Rattlesnakes reproduce sexually, with the males using their paired hemipenises to inseminate the females. Unlike other snakes that lay eggs, female rattlers are ovoviviparous, allowing them to incubate the fertilized eggs within their bodies and to give birth to live young.
Rattlesnakes belong to a family of venomous reptiles that inhabit the prairies, marshlands, rocky hills and deserts of the North American and South American continents. In the United States, these animals are predominantly found in the southwestern region.

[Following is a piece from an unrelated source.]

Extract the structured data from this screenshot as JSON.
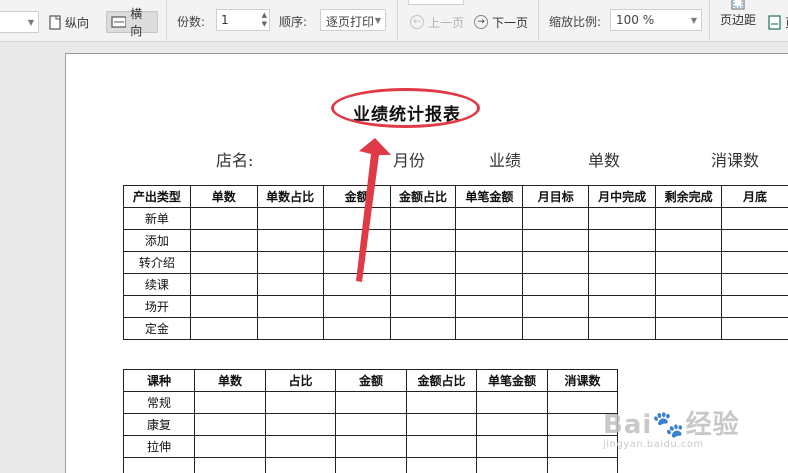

Breeding in rattlesnakes typically begins in the spring. After successfully mating with the male species, female rattlers usually store the sperm for a period of time before allowing fertilization to occur. They generally gestate over the course of 90 days before giving birth in the fall. The young can fend for themselves just minutes after delivery.